After Badrinath, it was Kedarnath. We took a bus to Gaurikund from Badrinath; Ranjana, yours truly AND Major Abhiskek Dimri. This was a newly acquired friend whom we found on our way back to Badri from Vasudhara. :-)
The drive via Rudraprayag up to Gaurikund was very very scenic. The mountains were green, unlike the mountains leading to Badri. The river in the valley was Mandakini and the water was clear unlike the turbid waters of Alakananda. It took us 10 hours to reach Gaurikund and we were stuck in a traffic jam for a good 30 minutes. Narrow roads and a motley assortment of motor vehicles. Cars, buses, jeeps of all sizes. Moving in all directions.
Gaurikund is a dirty, wretched, miserable, Godforsaken place. “Love it or hate it, you can’t ignore it” because there is no other way to get to Kedarnath.
Our trek to Kedarnath began the next morning. We hired a mule to carry our backpacks :-), bought a chhadi (bamboo staff) and started. The chhadi really helps. I know this because when I trekked to Vasudhara, I did not have one and I was panting for breath. Of course, there was a dearth of oxygen too (the area was dry and arid. No greenery at all) but the chhadi would have helped. When you go for a trek, always remember to carry one with you.
I must mention that when you begin trekking to Kedarnath, it is not a very pretty scene. The path is strewn with mule shit and urine. There are labourers carrying people. One man carrying a person on his back, four men carrying a person in a palki (a crude version of palanquin), there are people on horsebacks…people pushing their way… its nauseating…
But after the first kilometer, you find more space.

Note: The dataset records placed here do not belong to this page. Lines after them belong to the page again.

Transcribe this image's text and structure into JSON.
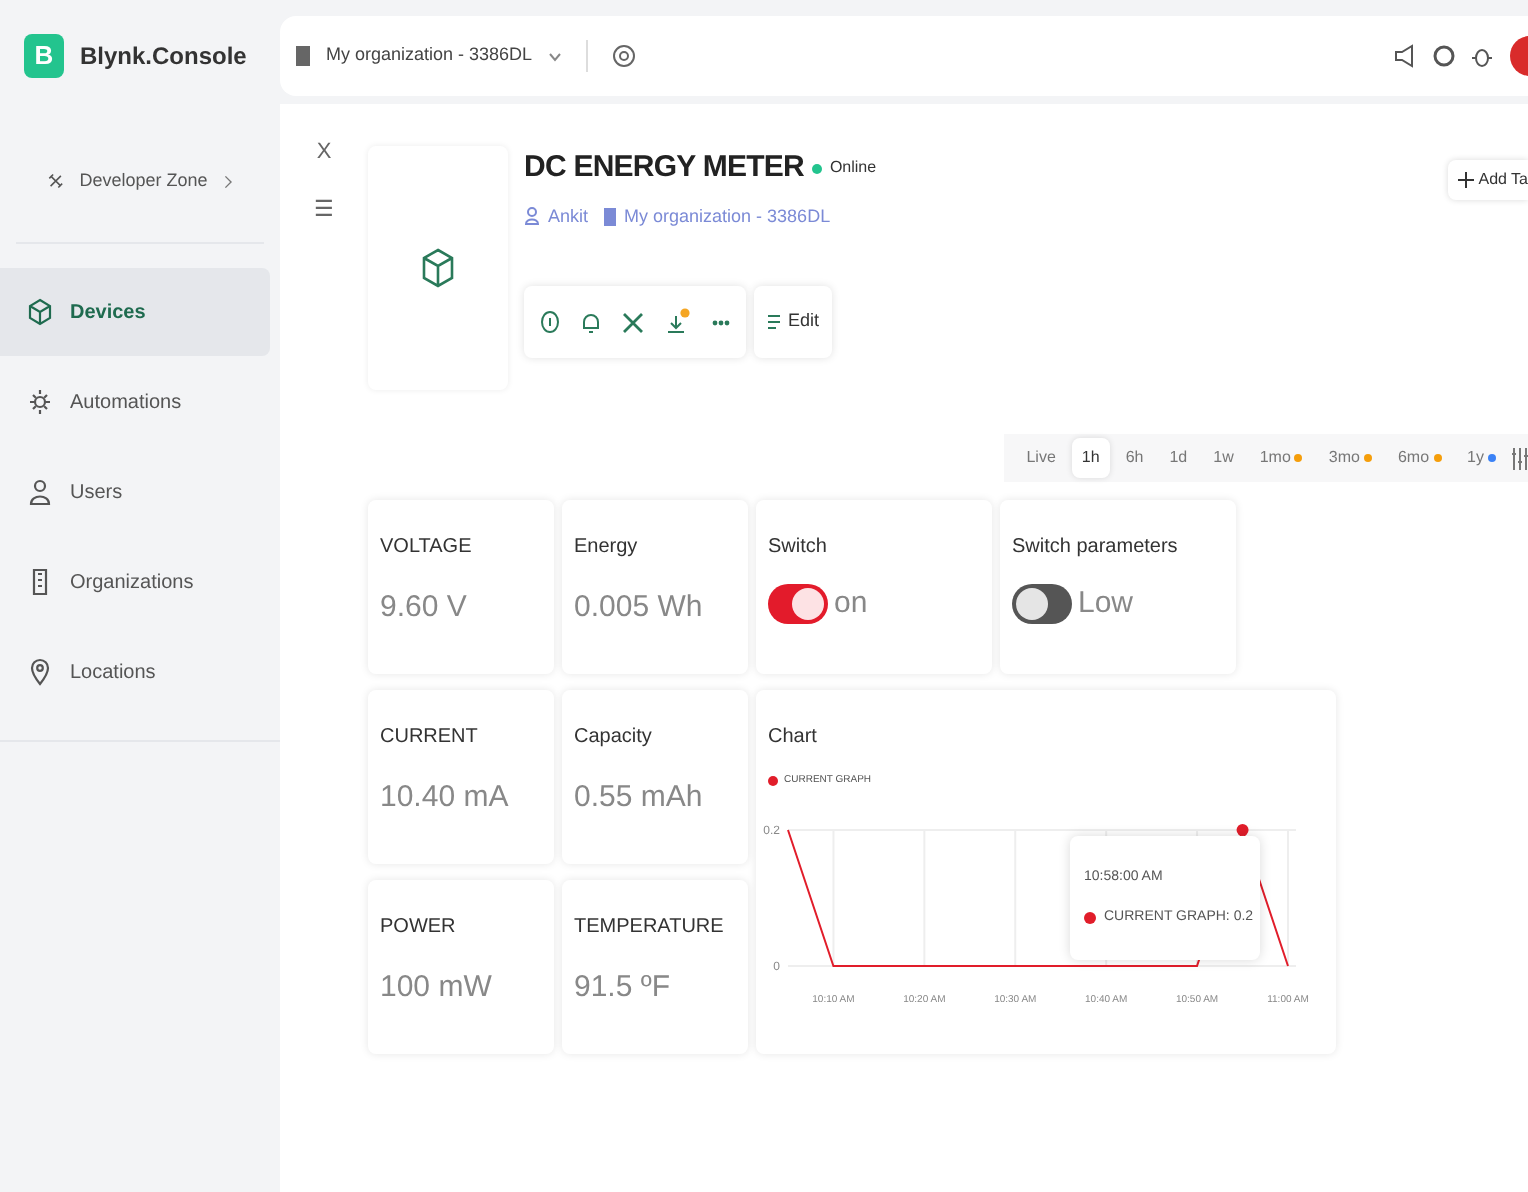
{
  "brand": {
    "logo_letter": "B",
    "name": "Blynk.Console"
  },
  "header": {
    "organization": "My organization - 3386DL",
    "add_button": "Add Ta"
  },
  "sidebar": {
    "developer_zone": "Developer Zone",
    "items": [
      {
        "label": "Devices",
        "selected": true
      },
      {
        "label": "Automations",
        "selected": false
      },
      {
        "label": "Users",
        "selected": false
      },
      {
        "label": "Organizations",
        "selected": false
      },
      {
        "label": "Locations",
        "selected": false
      }
    ]
  },
  "panel_controls": {
    "close": "X",
    "menu": "☰"
  },
  "device": {
    "title": "DC ENERGY METER",
    "status": "Online",
    "online": true,
    "owner": "Ankit",
    "organization": "My organization - 3386DL",
    "edit_label": "Edit"
  },
  "time_ranges": [
    {
      "label": "Live",
      "selected": false
    },
    {
      "label": "1h",
      "selected": true
    },
    {
      "label": "6h",
      "selected": false
    },
    {
      "label": "1d",
      "selected": false
    },
    {
      "label": "1w",
      "selected": false
    },
    {
      "label": "1mo",
      "selected": false,
      "color": "#f59e0b"
    },
    {
      "label": "3mo",
      "selected": false,
      "color": "#f59e0b"
    },
    {
      "label": "6mo",
      "selected": false,
      "color": "#f59e0b"
    },
    {
      "label": "1y",
      "selected": false,
      "color": "#3b82f6"
    }
  ],
  "widgets": [
    {
      "kind": "value",
      "title": "VOLTAGE",
      "value": "9.60 V"
    },
    {
      "kind": "value",
      "title": "Energy",
      "value": "0.005 Wh"
    },
    {
      "kind": "switch",
      "title": "Switch",
      "on": true,
      "value": "on"
    },
    {
      "kind": "switch",
      "title": "Switch parameters",
      "on": false,
      "value": "Low"
    },
    {
      "kind": "value",
      "title": "CURRENT",
      "value": "10.40 mA"
    },
    {
      "kind": "value",
      "title": "Capacity",
      "value": "0.55 mAh"
    },
    {
      "kind": "chart",
      "title": "Chart",
      "tooltip_time": "10:58:00 AM",
      "tooltip_label": "CURRENT GRAPH: 0.2",
      "chart_data": {
        "type": "line",
        "categories": [
          null,
          "10:10 AM",
          null,
          "10:20 AM",
          null,
          "10:30 AM",
          null,
          "10:40 AM",
          null,
          "10:50 AM",
          null,
          "11:00 AM"
        ],
        "series": [
          {
            "name": "CURRENT GRAPH",
            "color": "#e11d2a",
            "values": [
              0.2,
              0,
              0,
              0,
              0,
              0,
              0,
              0,
              0,
              0,
              0.2,
              0
            ]
          }
        ],
        "ylim": [
          0,
          0.2
        ],
        "yticks": [
          0,
          0.2
        ],
        "grid": true
      }
    },
    {
      "kind": "value",
      "title": "POWER",
      "value": "100 mW"
    },
    {
      "kind": "value",
      "title": "TEMPERATURE",
      "value": "91.5 ºF"
    }
  ]
}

The trek is 14 kilometers long. And here it begins...
But there was such a cornucopia of green on the mountain and all around that I would have preferred it to be 28 kilometers. Also, I did not feel a lack of oxygen; probably because there was ample greenery around.
When sunrays fell on tender green leaves, the result was so magical.

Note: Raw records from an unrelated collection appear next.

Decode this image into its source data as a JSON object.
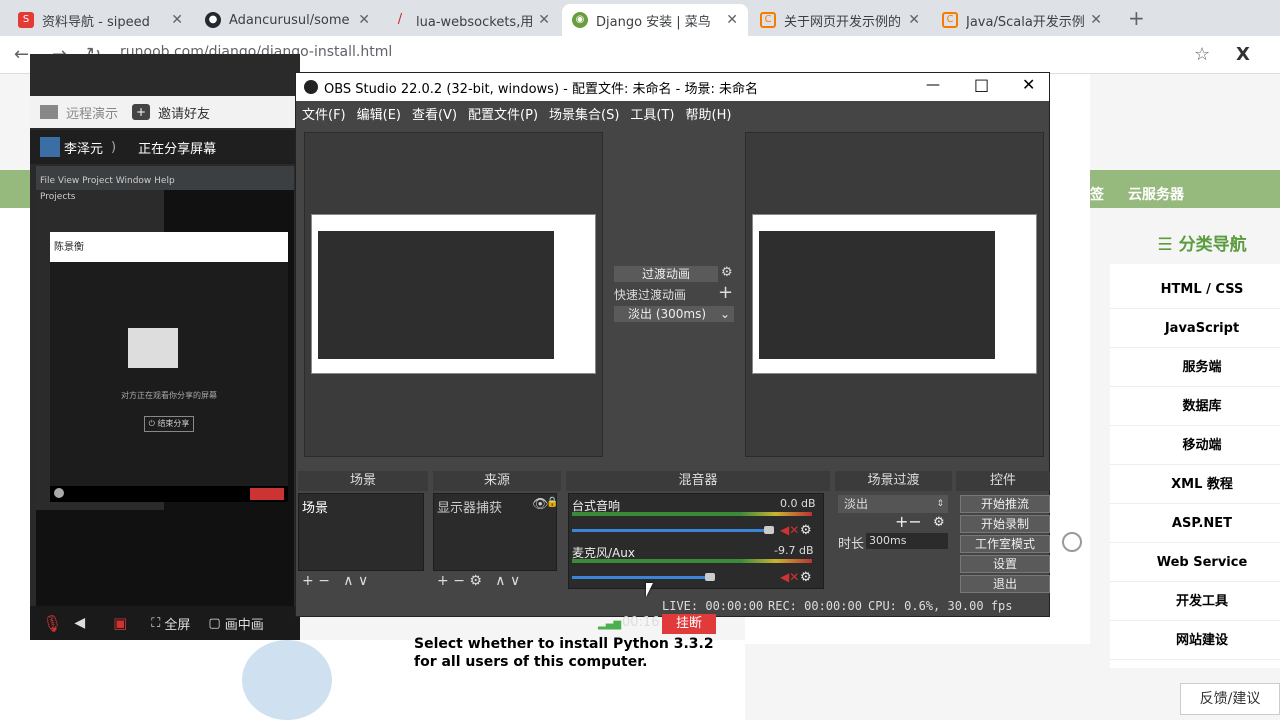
{
  "browser": {
    "tabs": [
      {
        "title": "资料导航 - sipeed",
        "favicon": "s-icon",
        "color": "#e53935"
      },
      {
        "title": "Adancurusul/some",
        "favicon": "github-icon",
        "color": "#24292e"
      },
      {
        "title": "lua-websockets,用",
        "favicon": "lua-icon",
        "color": "#c62828"
      },
      {
        "title": "Django 安装 | 菜鸟",
        "favicon": "runoob-icon",
        "color": "#6a9e3d"
      },
      {
        "title": "关于网页开发示例的",
        "favicon": "csdn-icon",
        "color": "#f57c00"
      },
      {
        "title": "Java/Scala开发示例",
        "favicon": "csdn-icon",
        "color": "#f57c00"
      }
    ],
    "url": "runoob.com/django/django-install.html"
  },
  "site": {
    "nav_cloud": "云服务器",
    "sidebar_title": "☰ 分类导航",
    "sidebar_items": [
      "HTML / CSS",
      "JavaScript",
      "服务端",
      "数据库",
      "移动端",
      "XML 教程",
      "ASP.NET",
      "Web Service",
      "开发工具",
      "网站建设"
    ],
    "feedback": "反馈/建议",
    "pdf_line1": "Select whether to install Python 3.3.2",
    "pdf_line2": "for all users of this computer."
  },
  "meeting": {
    "remote_demo": "远程演示",
    "invite": "邀请好友",
    "user_name": "李泽元",
    "sharing": "正在分享屏幕",
    "shared_panel_title": "Projects",
    "shared_user": "陈景衡",
    "shared_hint": "对方正在观看你分享的屏幕",
    "shared_stop": "结束分享",
    "bottom_fullscreen": "全屏",
    "bottom_pip": "画中画",
    "timer": "00:16",
    "hangup": "挂断"
  },
  "obs": {
    "title": "OBS Studio 22.0.2 (32-bit, windows) - 配置文件: 未命名 - 场景: 未命名",
    "menu": [
      "文件(F)",
      "编辑(E)",
      "查看(V)",
      "配置文件(P)",
      "场景集合(S)",
      "工具(T)",
      "帮助(H)"
    ],
    "transition_btn": "过渡动画",
    "quick_transition": "快速过渡动画",
    "fade_select": "淡出 (300ms)",
    "docks": {
      "scenes": "场景",
      "sources": "来源",
      "mixer": "混音器",
      "transitions": "场景过渡",
      "controls": "控件"
    },
    "scene_item": "场景",
    "source_item": "显示器捕获",
    "mixer": [
      {
        "name": "台式音响",
        "db": "0.0 dB",
        "level": 0.9
      },
      {
        "name": "麦克风/Aux",
        "db": "-9.7 dB",
        "level": 0.8
      }
    ],
    "transition_select": "淡出",
    "duration_label": "时长",
    "duration_value": "300ms",
    "controls": [
      "开始推流",
      "开始录制",
      "工作室模式",
      "设置",
      "退出"
    ],
    "status": {
      "live": "LIVE: 00:00:00",
      "rec": "REC: 00:00:00",
      "cpu": "CPU: 0.6%, 30.00 fps"
    }
  }
}
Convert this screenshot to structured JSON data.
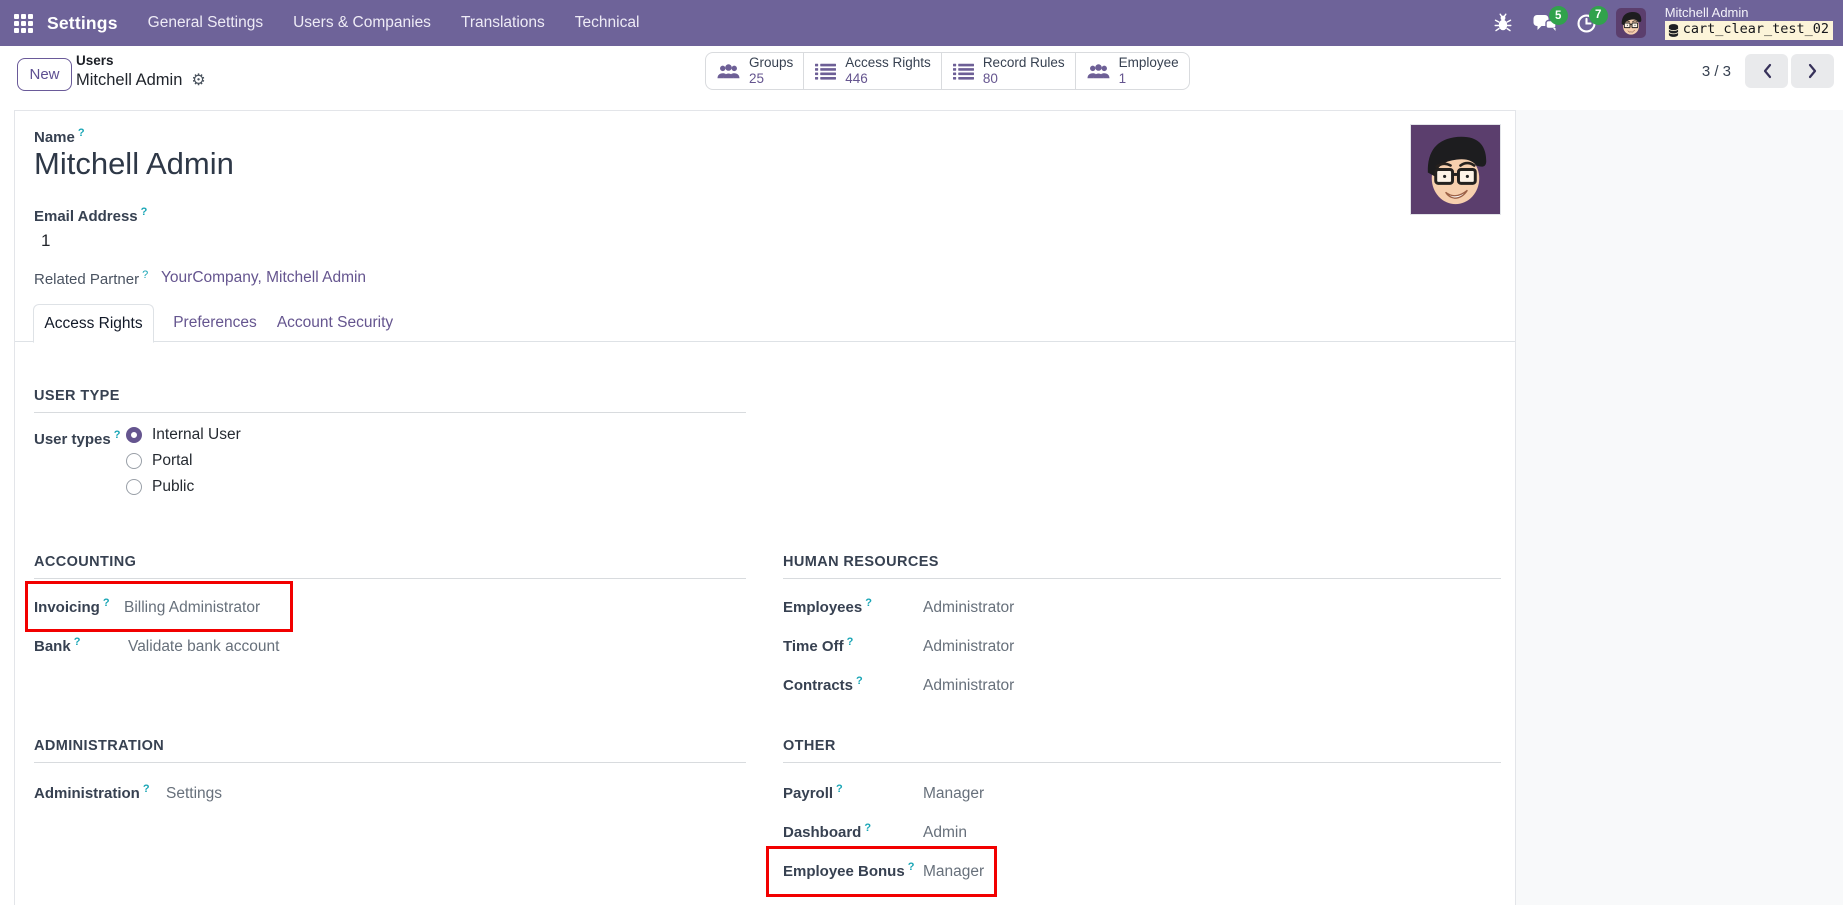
{
  "help": "?",
  "colors": {
    "navbar": "#6e6399",
    "accent": "#65558f",
    "highlight_red": "#f20000",
    "badge_green": "#31a24c",
    "db_badge_bg": "#fcf4d9",
    "help_teal": "#18a5b5"
  },
  "navbar": {
    "app_name": "Settings",
    "menu_items": [
      "General Settings",
      "Users & Companies",
      "Translations",
      "Technical"
    ],
    "messages_badge": "5",
    "activities_badge": "7",
    "user_name": "Mitchell Admin",
    "database": "cart_clear_test_02"
  },
  "control_panel": {
    "new_button": "New",
    "breadcrumb": {
      "parent": "Users",
      "current": "Mitchell Admin"
    },
    "stat_buttons": [
      {
        "label": "Groups",
        "value": "25",
        "icon": "users-icon"
      },
      {
        "label": "Access Rights",
        "value": "446",
        "icon": "list-icon"
      },
      {
        "label": "Record Rules",
        "value": "80",
        "icon": "list-icon"
      },
      {
        "label": "Employee",
        "value": "1",
        "icon": "users-icon"
      }
    ],
    "pager": {
      "text": "3 / 3"
    }
  },
  "form": {
    "name_label": "Name",
    "name_value": "Mitchell Admin",
    "email_label": "Email Address",
    "email_value": "1",
    "partner_label": "Related Partner",
    "partner_value": "YourCompany, Mitchell Admin",
    "tabs": [
      {
        "label": "Access Rights",
        "active": true
      },
      {
        "label": "Preferences",
        "active": false
      },
      {
        "label": "Account Security",
        "active": false
      }
    ],
    "user_type": {
      "section_title": "USER TYPE",
      "field_label": "User types",
      "options": [
        {
          "label": "Internal User",
          "selected": true
        },
        {
          "label": "Portal",
          "selected": false
        },
        {
          "label": "Public",
          "selected": false
        }
      ]
    },
    "sections": {
      "accounting": {
        "title": "ACCOUNTING",
        "fields": [
          {
            "label": "Invoicing",
            "value": "Billing Administrator",
            "highlighted": true
          },
          {
            "label": "Bank",
            "value": "Validate bank account",
            "highlighted": false
          }
        ]
      },
      "human_resources": {
        "title": "HUMAN RESOURCES",
        "fields": [
          {
            "label": "Employees",
            "value": "Administrator"
          },
          {
            "label": "Time Off",
            "value": "Administrator"
          },
          {
            "label": "Contracts",
            "value": "Administrator"
          }
        ]
      },
      "administration": {
        "title": "ADMINISTRATION",
        "fields": [
          {
            "label": "Administration",
            "value": "Settings"
          }
        ]
      },
      "other": {
        "title": "OTHER",
        "fields": [
          {
            "label": "Payroll",
            "value": "Manager"
          },
          {
            "label": "Dashboard",
            "value": "Admin"
          },
          {
            "label": "Employee Bonus",
            "value": "Manager",
            "highlighted": true
          }
        ]
      }
    }
  }
}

There are Dhabas in every corner. Jal Jeera, Lime juice, channa, chai, water melon, cucumber. I stopped here and there to take some liquids. We had completed almost 9 kilometers and it started raining. We slipped in to our raincoats.
When you see cloud or fog in the valley after rainfall it means the weather is getting clear. Mausam Khulne Ki Nishani.

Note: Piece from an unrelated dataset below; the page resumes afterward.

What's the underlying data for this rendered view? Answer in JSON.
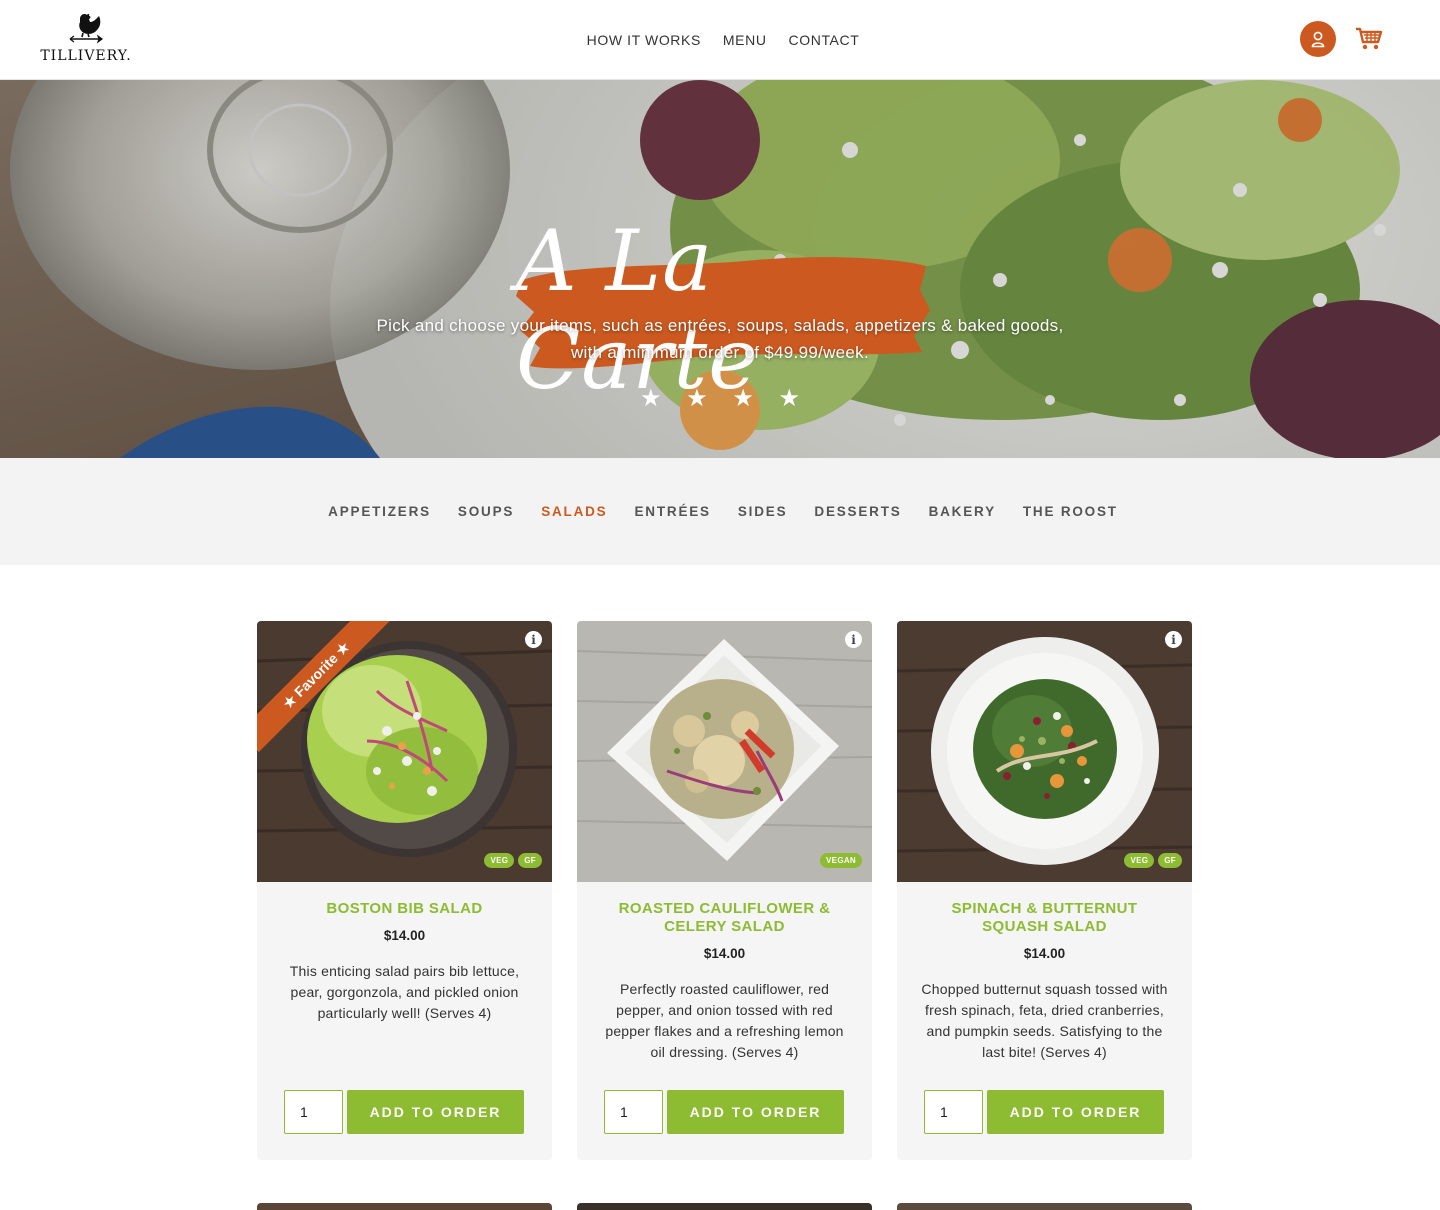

Can you believe that this is the Mandakini glacier? Behind the town of Kedarnath… it’s covered by soil … therefore its grey and ash like…
The night was very cold. I saw snow all around the place. Next to a building, in front of a restaurant, behind that wall…
This was the next morning. Usually the sky is clear in the mornings. In the afternoons and evenings, it gets cloudy.
We had been to the temple the previous night and seen the Shivling completely decorated. We went again the next day. There was a long queue and believe me, it is difficult to sneak in but we told the police we were students. He took pity and after a long wait he let us in. The ling inside was a different sight altogether. The gold coloured silky fabric that decorated it the previous night was no longer there. It was a rough piece of rock which did not even resemble the usual lingas in its shape.
It began to rain and the picture was so different from what it was the previous day. The same valley looked so different and so much more beautiful. As someone said, life takes on a new meaning in the rain.
To see all the pictures, do visit Kedarnath